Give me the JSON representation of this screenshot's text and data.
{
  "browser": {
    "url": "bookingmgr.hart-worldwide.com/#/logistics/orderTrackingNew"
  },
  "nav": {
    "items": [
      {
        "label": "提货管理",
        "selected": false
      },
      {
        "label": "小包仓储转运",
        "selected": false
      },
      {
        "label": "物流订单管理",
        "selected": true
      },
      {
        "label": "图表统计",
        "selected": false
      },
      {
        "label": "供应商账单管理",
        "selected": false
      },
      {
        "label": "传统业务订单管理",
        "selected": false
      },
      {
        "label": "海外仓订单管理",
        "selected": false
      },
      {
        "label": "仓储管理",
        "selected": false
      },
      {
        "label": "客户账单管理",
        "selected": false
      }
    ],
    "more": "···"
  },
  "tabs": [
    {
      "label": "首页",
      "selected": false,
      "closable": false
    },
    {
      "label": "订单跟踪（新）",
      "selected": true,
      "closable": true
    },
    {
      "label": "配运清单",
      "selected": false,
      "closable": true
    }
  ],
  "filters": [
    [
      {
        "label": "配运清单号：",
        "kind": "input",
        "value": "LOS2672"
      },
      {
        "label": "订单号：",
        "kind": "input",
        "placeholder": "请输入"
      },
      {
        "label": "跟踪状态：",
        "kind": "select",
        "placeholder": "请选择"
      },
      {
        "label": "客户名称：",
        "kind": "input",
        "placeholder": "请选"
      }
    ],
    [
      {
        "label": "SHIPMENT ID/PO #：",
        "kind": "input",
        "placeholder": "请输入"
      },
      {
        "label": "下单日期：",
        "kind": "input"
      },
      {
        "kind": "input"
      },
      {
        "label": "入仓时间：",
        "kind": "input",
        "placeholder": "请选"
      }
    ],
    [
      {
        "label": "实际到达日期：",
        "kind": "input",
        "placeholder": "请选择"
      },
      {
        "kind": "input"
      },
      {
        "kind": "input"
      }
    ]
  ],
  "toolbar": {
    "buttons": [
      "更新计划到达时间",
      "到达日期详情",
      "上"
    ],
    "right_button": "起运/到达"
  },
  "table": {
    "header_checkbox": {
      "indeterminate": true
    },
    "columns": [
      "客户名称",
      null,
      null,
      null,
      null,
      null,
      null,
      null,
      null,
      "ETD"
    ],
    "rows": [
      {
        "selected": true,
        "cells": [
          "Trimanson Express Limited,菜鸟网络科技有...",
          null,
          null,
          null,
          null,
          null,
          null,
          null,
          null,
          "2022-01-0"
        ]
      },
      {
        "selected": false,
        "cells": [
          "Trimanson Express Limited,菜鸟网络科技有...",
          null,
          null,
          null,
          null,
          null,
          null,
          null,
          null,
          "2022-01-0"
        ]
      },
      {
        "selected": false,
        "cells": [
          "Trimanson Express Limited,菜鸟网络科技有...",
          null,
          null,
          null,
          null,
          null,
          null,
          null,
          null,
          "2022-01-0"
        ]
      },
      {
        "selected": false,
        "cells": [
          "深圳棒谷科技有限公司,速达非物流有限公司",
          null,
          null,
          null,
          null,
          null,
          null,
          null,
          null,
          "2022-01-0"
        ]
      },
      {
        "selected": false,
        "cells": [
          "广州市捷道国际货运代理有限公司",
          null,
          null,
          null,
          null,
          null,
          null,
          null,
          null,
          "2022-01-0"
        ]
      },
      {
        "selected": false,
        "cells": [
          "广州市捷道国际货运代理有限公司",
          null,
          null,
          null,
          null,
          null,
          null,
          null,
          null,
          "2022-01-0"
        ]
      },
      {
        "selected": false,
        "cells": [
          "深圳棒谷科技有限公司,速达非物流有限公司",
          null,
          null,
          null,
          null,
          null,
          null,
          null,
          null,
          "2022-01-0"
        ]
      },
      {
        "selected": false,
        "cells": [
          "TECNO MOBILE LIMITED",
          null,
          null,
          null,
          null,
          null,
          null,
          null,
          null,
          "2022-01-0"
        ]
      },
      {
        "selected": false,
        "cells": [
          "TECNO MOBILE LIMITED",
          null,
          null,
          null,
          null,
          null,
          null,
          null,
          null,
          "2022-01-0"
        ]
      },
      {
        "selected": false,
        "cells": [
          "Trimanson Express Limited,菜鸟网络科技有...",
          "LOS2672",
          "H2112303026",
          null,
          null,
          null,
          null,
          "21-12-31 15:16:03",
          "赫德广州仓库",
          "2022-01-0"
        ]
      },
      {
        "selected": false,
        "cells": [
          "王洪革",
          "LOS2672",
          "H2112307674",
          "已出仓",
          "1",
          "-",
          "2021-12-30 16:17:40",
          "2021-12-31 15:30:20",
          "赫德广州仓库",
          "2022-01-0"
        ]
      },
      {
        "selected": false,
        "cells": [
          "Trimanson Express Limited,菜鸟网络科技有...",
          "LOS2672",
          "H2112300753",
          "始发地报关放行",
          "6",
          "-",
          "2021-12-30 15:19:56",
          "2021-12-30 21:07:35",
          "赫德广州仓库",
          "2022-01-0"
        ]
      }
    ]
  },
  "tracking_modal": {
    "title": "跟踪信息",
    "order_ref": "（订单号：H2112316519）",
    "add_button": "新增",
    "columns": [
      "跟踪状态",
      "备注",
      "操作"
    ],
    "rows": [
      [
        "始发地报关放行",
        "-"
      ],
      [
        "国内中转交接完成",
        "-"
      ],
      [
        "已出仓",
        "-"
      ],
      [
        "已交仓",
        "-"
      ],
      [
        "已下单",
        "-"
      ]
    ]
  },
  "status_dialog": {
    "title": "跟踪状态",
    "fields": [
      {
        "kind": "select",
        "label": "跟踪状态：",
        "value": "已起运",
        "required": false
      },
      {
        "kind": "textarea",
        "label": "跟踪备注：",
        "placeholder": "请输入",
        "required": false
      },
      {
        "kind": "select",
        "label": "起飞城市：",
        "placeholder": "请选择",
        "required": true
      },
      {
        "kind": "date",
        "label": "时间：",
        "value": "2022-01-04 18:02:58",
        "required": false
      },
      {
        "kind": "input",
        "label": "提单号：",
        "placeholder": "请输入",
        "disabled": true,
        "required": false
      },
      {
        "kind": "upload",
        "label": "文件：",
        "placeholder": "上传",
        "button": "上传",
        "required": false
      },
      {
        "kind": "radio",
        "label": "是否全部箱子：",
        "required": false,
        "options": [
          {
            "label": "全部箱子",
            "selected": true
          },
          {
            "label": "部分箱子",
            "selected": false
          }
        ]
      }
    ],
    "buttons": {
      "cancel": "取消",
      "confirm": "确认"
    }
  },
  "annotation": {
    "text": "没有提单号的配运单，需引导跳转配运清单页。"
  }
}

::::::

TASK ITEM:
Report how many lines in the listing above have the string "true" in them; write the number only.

OUTPUT:
9